This is a rather self-indulgent post on my part, but since our hobby is often about self-indulgence I guess it's OK. I had a recent scare that made me think seriously about my hearing, and how precious the gift of good sound -- heck, any sound -- is to us audiophiles.
I get my medical care from an HMO -- Group Health Cooperative, the oldest one in the country -- which set the standard for HMO's for many years. During the past decade, Group Health Cooperative has been faced with rising operating expenses and rapidly escalating prices for drugs, and has had to find ways to reduce these costs while still offering good quality healthcare.
About a month ago, Group Health switched patients who were taking Simvastatin (a cholesterol lowering drug) to Lovastatin (another cholesterol lowering drug). Lovastatin was, I think, the first of the "statins", and is now a good dealer cheaper than Simvastatin. Group Health's own tests indicated that Lovastatin was as effective in lowering cholesterol as Simvastatin, so they apparently thought that putting their patients on Lovastatin would allow dollar savings without any decrease in efficacy.
About 5-6 days after switching to Lovastatin, I woke up in the morning and was virtually unable to hear from my left ear. Not only was I unable to hear conversation, but I had also severe tinnitis in the left ear. I realized the problem was severe when I tried to use the telephone with my left ear and was totally unable to hear what was being said -- it sounded like a very faint, totally garbled radio transmission. Further, when I tried to listen to music on the audio system, the left ear made funny noises like the tones on a push-button phone. Very, very disconcerting!
I visited my doctor, thinking I had developed an inner ear infection. Her diagnosis was that the Eustachian tube was blocked, and a vacuum had developed in the middle ear, which was causing the tinnitis. She said there was no infection, and that the problem might clear up, and it might not. She went on to say that hearing problems among older people -- particularly men -- often occur for no apparent clinical reason, and that very little can be done about it. (As an example, I have a woman friend who had a minor traffic accident about 5 years ago, and experienced TOTAL hearing loss in her right ear. The hearing has never returned.)
Well, the timing of starting a new medication -- Lovastatin -- and the onset of severe hearing loss struck me as more than a coincidence, so I did a bit of Internet research using a pharmaceutical information site. My digging revealed that a very small percentage of people sometimes develop hearing problems due to use of the cholesterol-lowering "statin" drugs.
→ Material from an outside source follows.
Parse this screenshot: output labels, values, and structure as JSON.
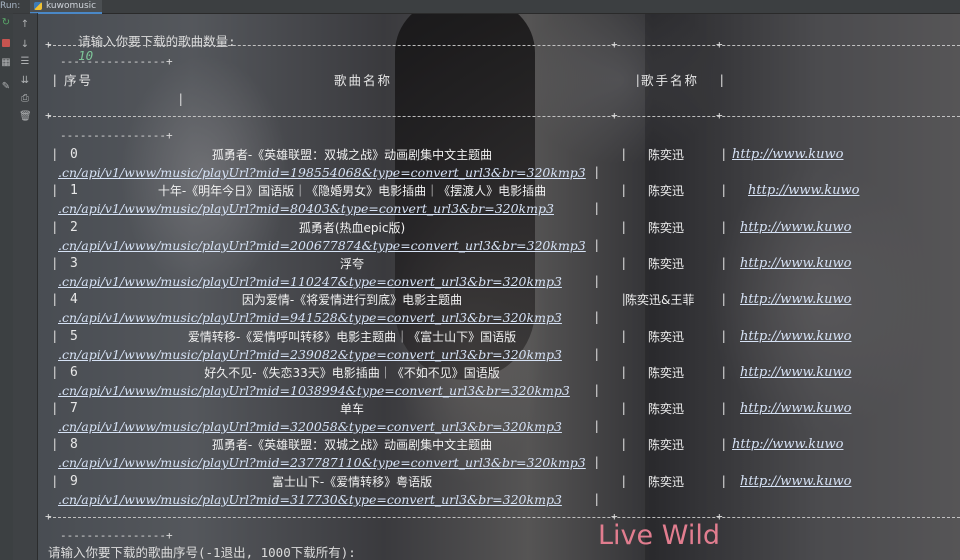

I decided to stop taking the Lovastatin, and about 5 days later my hearing cleared -- almost completely. I decided to try the medication again, and after 5 days the hearing loss re-occurred. I then stopped the medication again, and my hearing returned after 5 days or so (my theory here is that it took 4-5 days for the medication to clear from my system). After this self-directed experiment of starting and stopping the medication for 3 full cycles, and having hearing loss after 5 days, and then re-gaining my hearing after stopping the medication, I was convinced that the Lovastatin was the culprit.
I met yesterday with my doctor, and she is again prescribing my previous drug, Simvastatin. She agreed that the problem I had with Lovastatin is quite rare, and that the hearing loss I had was due either to a problem specific to my biology, or due to a bad interaction with the diabetes medication I also take.
The point of this story is: our hearing is precious, and it can be damaged unexpectedly. Pay attention to the medications you take, and be alert to unexpected side effects or drug interactions. Obviously, if you take Lovastatin, and have found your hearing affected, then ask your doctor for a different drug.
During my doctor visit yesterday, I had an audiometry test, and I'm pleased to report that the hearing in my left ear is back to about 90% acuity, with only minor loss in the very high frequencies (which my doctor said should return to normal before long). I have tended to take my hearing for granted, and was really devastated to find how much my audio enjoyment had diminished by loss of hearing in just one ear. Music has been such a part of my life for so long, I can't imagine living without it.
So, fellow 'philes (men particularly) -- get a regular hearing checkup, and be alert to possible problems with new medications.